Smartphones are in everyone’s hands and prove to be a big distraction. They provide unprecedented access to information and opportunities to multitask. Today any activity can be accompanied by music, selfies or social media updates.
Willingham said music is especially tempting to people, who may turn on some tunes to help alleviate the boredom of a task, like writing a term paper. Music also increases arousal, which helps you stay focused. But while a good distraction, he said it’s not the best thing to have on when driving.
Willingham talked with UVA Today about how technology makes it easier than ever to multitask and why we need to pay attention to how much – or how little – we are paying attention.
Q. What happens in the brain when people multitask?
A. When you multitask, your brain thinks it is doing two things at once. But you’re not.
Sometimes you are asking one mental process to do two things that are incompatible, like watching the road and watching your phone screen. But even when there’s not direct conflict, as when you talk on hands-free phone and drive, there’s still impairment. That’s because even though it feels as though you’re doing them simultaneously, you’re actually switching between the two tasks, and switching always carries a cost.
Q. Twenty states have enacted laws banning drivers from using handheld phones. Are hands-free devices safer than using a handheld device while driving?
A. The research here is very interesting. It finds that hands-free or hand-held phone activity impair driving equivalently; there is no difference. So these laws are not affecting the problem they are created to solve.
Q. What are some things people can do to lessen the risks that come with multitasking and being more in the moment?
A. Divide your tasks and create down time between them instead of toggling swiftly between them.

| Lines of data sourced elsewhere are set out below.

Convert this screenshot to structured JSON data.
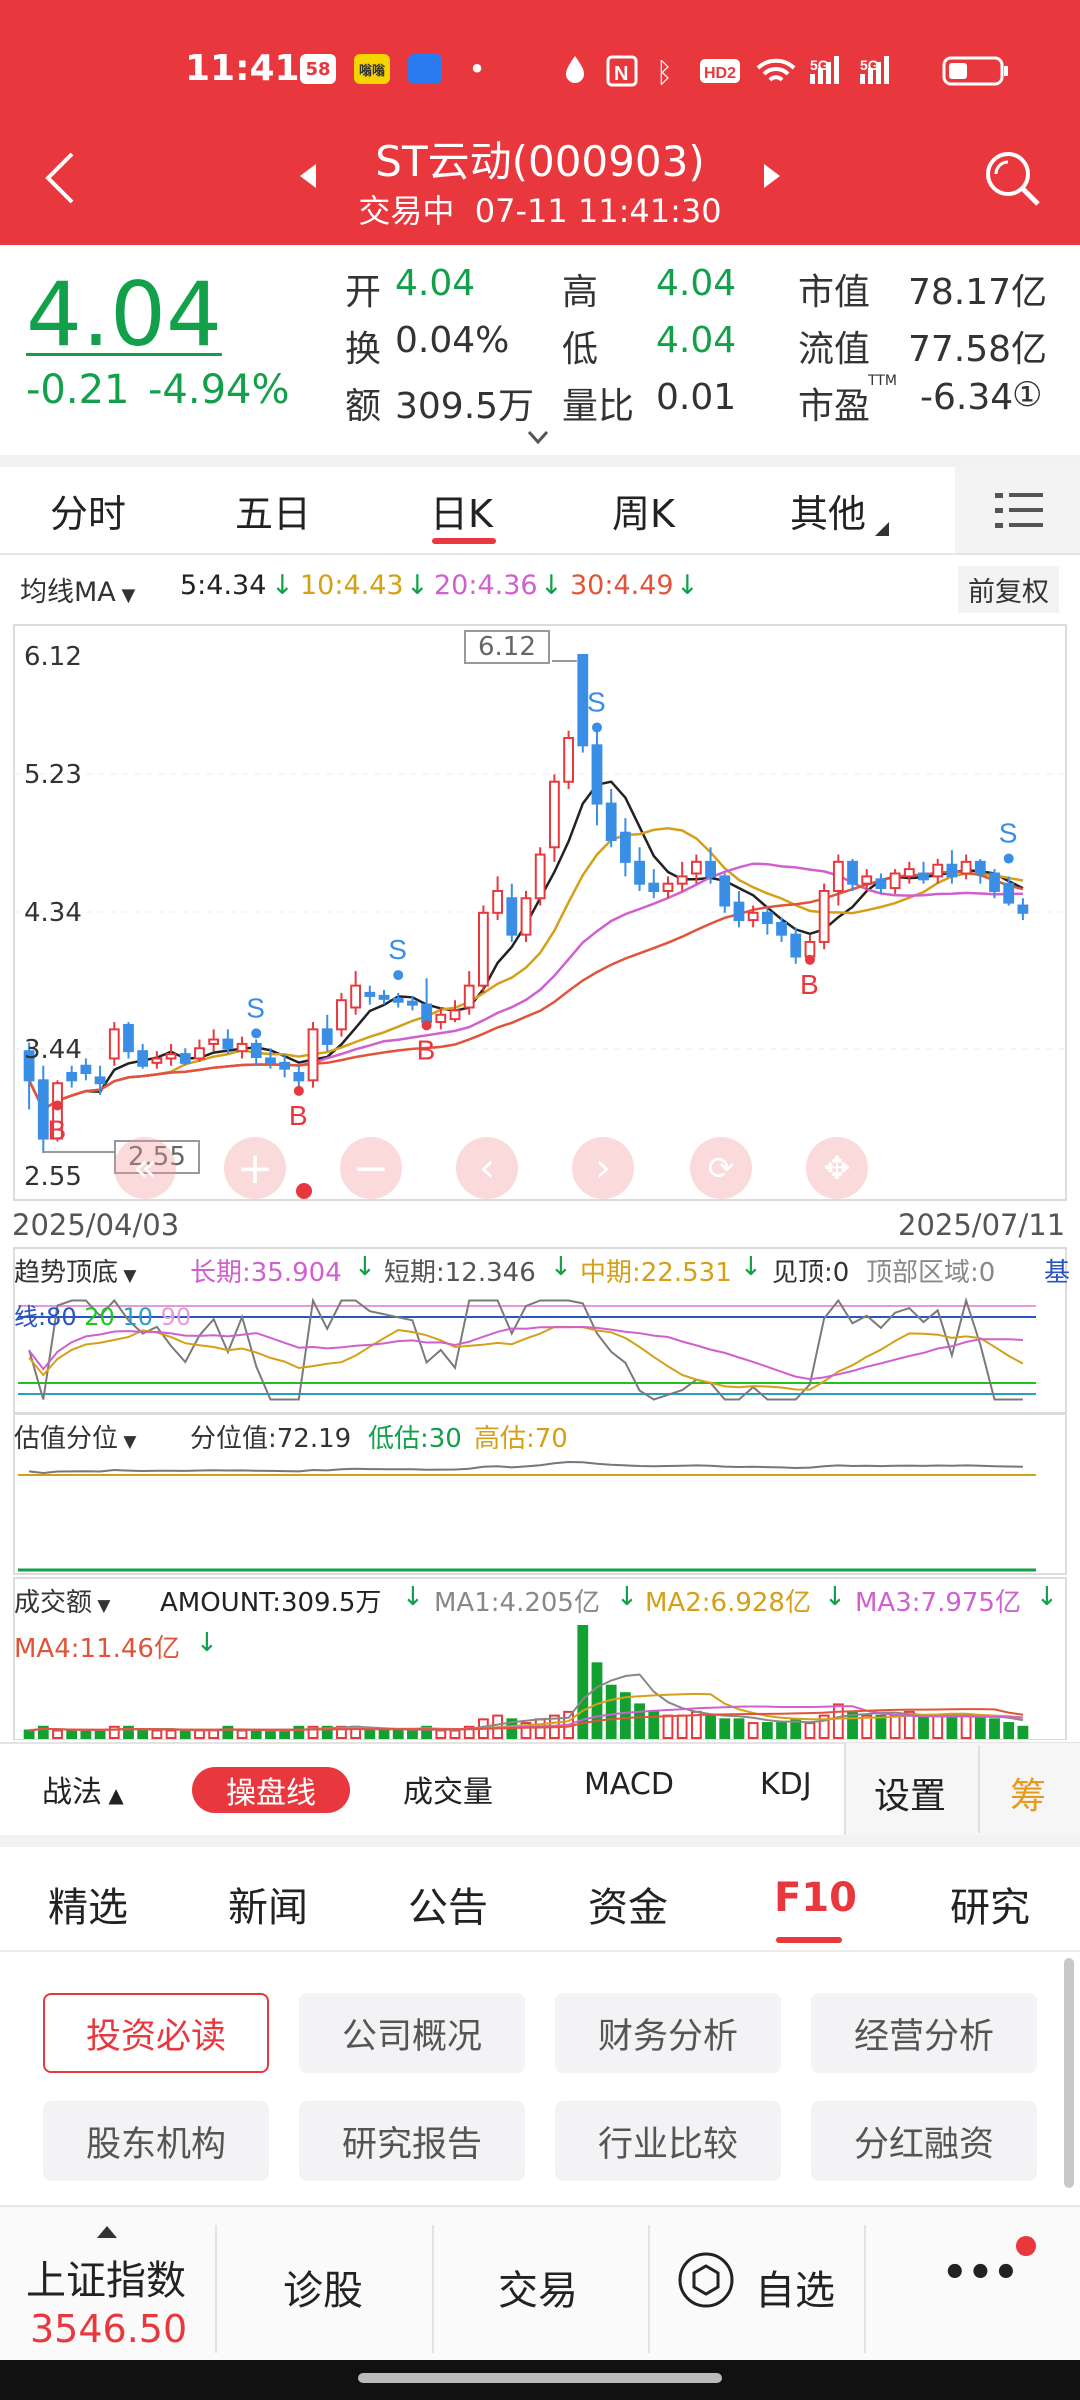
{
  "status_bar": {
    "time": "11:41",
    "badges": [
      "58",
      "嗡嗡",
      "•"
    ],
    "battery": "low"
  },
  "header": {
    "title": "ST云动(000903)",
    "subtitle": "交易中  07-11 11:41:30",
    "back_icon": "chevron-left-icon",
    "search_icon": "search-icon"
  },
  "quote": {
    "price": "4.04",
    "change": "-0.21",
    "change_pct": "-4.94%",
    "open_label": "开",
    "open": "4.04",
    "high_label": "高",
    "high": "4.04",
    "mktcap_label": "市值",
    "mktcap": "78.17亿",
    "turnover_label": "换",
    "turnover": "0.04%",
    "low_label": "低",
    "low": "4.04",
    "float_label": "流值",
    "float_cap": "77.58亿",
    "amount_label": "额",
    "amount": "309.5万",
    "volratio_label": "量比",
    "volratio": "0.01",
    "pe_label": "市盈",
    "pe_sup": "TTM",
    "pe": "-6.34",
    "pe_info": "①"
  },
  "period_tabs": [
    "分时",
    "五日",
    "日K",
    "周K",
    "其他"
  ],
  "ma_bar": {
    "label": "均线MA",
    "ma5": "5:4.34",
    "ma10": "10:4.43",
    "ma20": "20:4.36",
    "ma30": "30:4.49",
    "adjust": "前复权"
  },
  "price_axis": {
    "max": "6.12",
    "l2": "5.23",
    "l3": "4.34",
    "l4": "3.44",
    "min": "2.55"
  },
  "annot": {
    "high_tag": "6.12",
    "low_tag": "2.55",
    "buy": "B",
    "sell": "S"
  },
  "dates": {
    "start": "2025/04/03",
    "end": "2025/07/11"
  },
  "trend": {
    "label": "趋势顶底",
    "long": "长期:35.904",
    "short": "短期:12.346",
    "mid": "中期:22.531",
    "top": "见顶:0",
    "zone": "顶部区域:0",
    "base": "基",
    "line2a": "线:80",
    "line2b": "20",
    "line2c": "10",
    "line2d": "90"
  },
  "valuation": {
    "label": "估值分位",
    "value": "分位值:72.19",
    "low": "低估:30",
    "high": "高估:70"
  },
  "volume": {
    "label": "成交额",
    "amount": "AMOUNT:309.5万",
    "ma1": "MA1:4.205亿",
    "ma2": "MA2:6.928亿",
    "ma3": "MA3:7.975亿",
    "ma4": "MA4:11.46亿"
  },
  "tools": {
    "zhanfa": "战法",
    "caopan": "操盘线",
    "chengjiao": "成交量",
    "macd": "MACD",
    "kdj": "KDJ",
    "settings": "设置",
    "chou": "筹"
  },
  "news_tabs": [
    "精选",
    "新闻",
    "公告",
    "资金",
    "F10",
    "研究"
  ],
  "f10_cards": [
    "投资必读",
    "公司概况",
    "财务分析",
    "经营分析",
    "股东机构",
    "研究报告",
    "行业比较",
    "分红融资"
  ],
  "bottom_nav": {
    "index_name": "上证指数",
    "index_value": "3546.50",
    "diagnose": "诊股",
    "trade": "交易",
    "watchlist": "自选",
    "more": "•••"
  },
  "colors": {
    "red": "#e8383d",
    "green": "#12a04a",
    "ma5": "#222222",
    "ma10": "#d4a017",
    "ma20": "#d05fd0",
    "ma30": "#e0553a",
    "orange": "#e89a1c"
  },
  "chart_data": {
    "type": "candlestick",
    "ylim": [
      2.55,
      6.12
    ],
    "candles": [
      [
        3.4,
        3.46,
        3.2,
        3.0
      ],
      [
        3.2,
        3.3,
        2.8,
        2.7
      ],
      [
        2.8,
        3.2,
        3.18,
        2.78
      ],
      [
        3.25,
        3.3,
        3.2,
        3.15
      ],
      [
        3.3,
        3.35,
        3.25,
        3.2
      ],
      [
        3.22,
        3.3,
        3.18,
        3.1
      ],
      [
        3.35,
        3.6,
        3.55,
        3.3
      ],
      [
        3.58,
        3.6,
        3.4,
        3.35
      ],
      [
        3.4,
        3.45,
        3.3,
        3.28
      ],
      [
        3.32,
        3.4,
        3.35,
        3.28
      ],
      [
        3.35,
        3.45,
        3.38,
        3.3
      ],
      [
        3.38,
        3.42,
        3.32,
        3.3
      ],
      [
        3.35,
        3.48,
        3.42,
        3.33
      ],
      [
        3.45,
        3.55,
        3.48,
        3.4
      ],
      [
        3.48,
        3.55,
        3.42,
        3.38
      ],
      [
        3.4,
        3.5,
        3.45,
        3.35
      ],
      [
        3.45,
        3.48,
        3.36,
        3.3
      ],
      [
        3.35,
        3.42,
        3.32,
        3.28
      ],
      [
        3.32,
        3.38,
        3.28,
        3.22
      ],
      [
        3.25,
        3.3,
        3.2,
        3.1
      ],
      [
        3.2,
        3.6,
        3.55,
        3.15
      ],
      [
        3.55,
        3.65,
        3.45,
        3.4
      ],
      [
        3.55,
        3.8,
        3.75,
        3.5
      ],
      [
        3.7,
        3.95,
        3.85,
        3.65
      ],
      [
        3.8,
        3.85,
        3.78,
        3.72
      ],
      [
        3.78,
        3.82,
        3.76,
        3.72
      ],
      [
        3.76,
        3.8,
        3.74,
        3.7
      ],
      [
        3.74,
        3.78,
        3.72,
        3.68
      ],
      [
        3.72,
        3.9,
        3.6,
        3.55
      ],
      [
        3.6,
        3.7,
        3.65,
        3.55
      ],
      [
        3.62,
        3.75,
        3.68,
        3.6
      ],
      [
        3.7,
        3.95,
        3.85,
        3.65
      ],
      [
        3.85,
        4.4,
        4.35,
        3.8
      ],
      [
        4.35,
        4.6,
        4.5,
        4.3
      ],
      [
        4.45,
        4.55,
        4.2,
        4.15
      ],
      [
        4.2,
        4.5,
        4.45,
        4.15
      ],
      [
        4.45,
        4.8,
        4.75,
        4.4
      ],
      [
        4.8,
        5.3,
        5.25,
        4.7
      ],
      [
        5.25,
        5.6,
        5.55,
        5.2
      ],
      [
        6.12,
        6.12,
        5.5,
        5.45
      ],
      [
        5.5,
        5.6,
        5.1,
        4.95
      ],
      [
        5.1,
        5.2,
        4.85,
        4.8
      ],
      [
        4.9,
        5.0,
        4.7,
        4.6
      ],
      [
        4.7,
        4.8,
        4.55,
        4.5
      ],
      [
        4.55,
        4.65,
        4.5,
        4.45
      ],
      [
        4.5,
        4.6,
        4.55,
        4.45
      ],
      [
        4.55,
        4.7,
        4.6,
        4.5
      ],
      [
        4.62,
        4.75,
        4.7,
        4.55
      ],
      [
        4.7,
        4.8,
        4.6,
        4.55
      ],
      [
        4.6,
        4.62,
        4.4,
        4.35
      ],
      [
        4.42,
        4.5,
        4.3,
        4.25
      ],
      [
        4.3,
        4.4,
        4.35,
        4.25
      ],
      [
        4.35,
        4.38,
        4.28,
        4.2
      ],
      [
        4.28,
        4.32,
        4.2,
        4.15
      ],
      [
        4.2,
        4.25,
        4.05,
        4.0
      ],
      [
        4.05,
        4.2,
        4.15,
        4.0
      ],
      [
        4.15,
        4.55,
        4.5,
        4.1
      ],
      [
        4.5,
        4.75,
        4.7,
        4.4
      ],
      [
        4.7,
        4.72,
        4.55,
        4.5
      ],
      [
        4.55,
        4.65,
        4.6,
        4.5
      ],
      [
        4.58,
        4.62,
        4.52,
        4.48
      ],
      [
        4.52,
        4.65,
        4.62,
        4.48
      ],
      [
        4.6,
        4.7,
        4.65,
        4.55
      ],
      [
        4.62,
        4.7,
        4.58,
        4.55
      ],
      [
        4.6,
        4.72,
        4.68,
        4.55
      ],
      [
        4.68,
        4.78,
        4.6,
        4.55
      ],
      [
        4.62,
        4.75,
        4.7,
        4.58
      ],
      [
        4.7,
        4.72,
        4.62,
        4.55
      ],
      [
        4.62,
        4.65,
        4.5,
        4.45
      ],
      [
        4.55,
        4.6,
        4.42,
        4.4
      ],
      [
        4.4,
        4.45,
        4.35,
        4.3
      ]
    ],
    "volume_bars": [
      2,
      3,
      2,
      2,
      2,
      2,
      3,
      3,
      2,
      2,
      2,
      2,
      2,
      2,
      3,
      2,
      2,
      2,
      2,
      3,
      3,
      3,
      3,
      3,
      2,
      2,
      2,
      2,
      3,
      2,
      2,
      3,
      5,
      6,
      5,
      4,
      5,
      6,
      7,
      30,
      20,
      14,
      12,
      9,
      7,
      6,
      6,
      7,
      6,
      5,
      5,
      4,
      4,
      4,
      5,
      4,
      6,
      9,
      7,
      6,
      6,
      6,
      7,
      6,
      6,
      6,
      6,
      6,
      5,
      4,
      3
    ]
  }
}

I didn’t get into this in the New York Times piece, because it’s just a highly unrealistic suggestion; but using your phone and driving is just not a good combination. And music and even conversations between drivers and passengers is simply dangerous.
Think about it – when you are driving in a snowstorm, you will often shush your children or mute the radio so you can concentrate. Innately, people know they need silence when driving in challenging conditions. Most of the time you get away with multitasking because, for experienced drivers, driving is usually not that challenging. The problem is that you can’t predict when a dangerous situation will arise and you’ll need all of your attention, and fast. That’s why accident rates are higher when people listen to music.
Q. Why is it important for people to take stock of how much multitasking they are doing?
A. People should be realistic about the poor task performance that comes with doing too much at once. But people should also be ready to stop in the moment. People will not stop listening to music on road trips or even when they are running errands in their cars, but consider muting it in challenging traffic and weather conditions. Multitasking in humans is inevitable, but if people are at least aware that it’s not a great thing to do and can stop on a dime, that will help.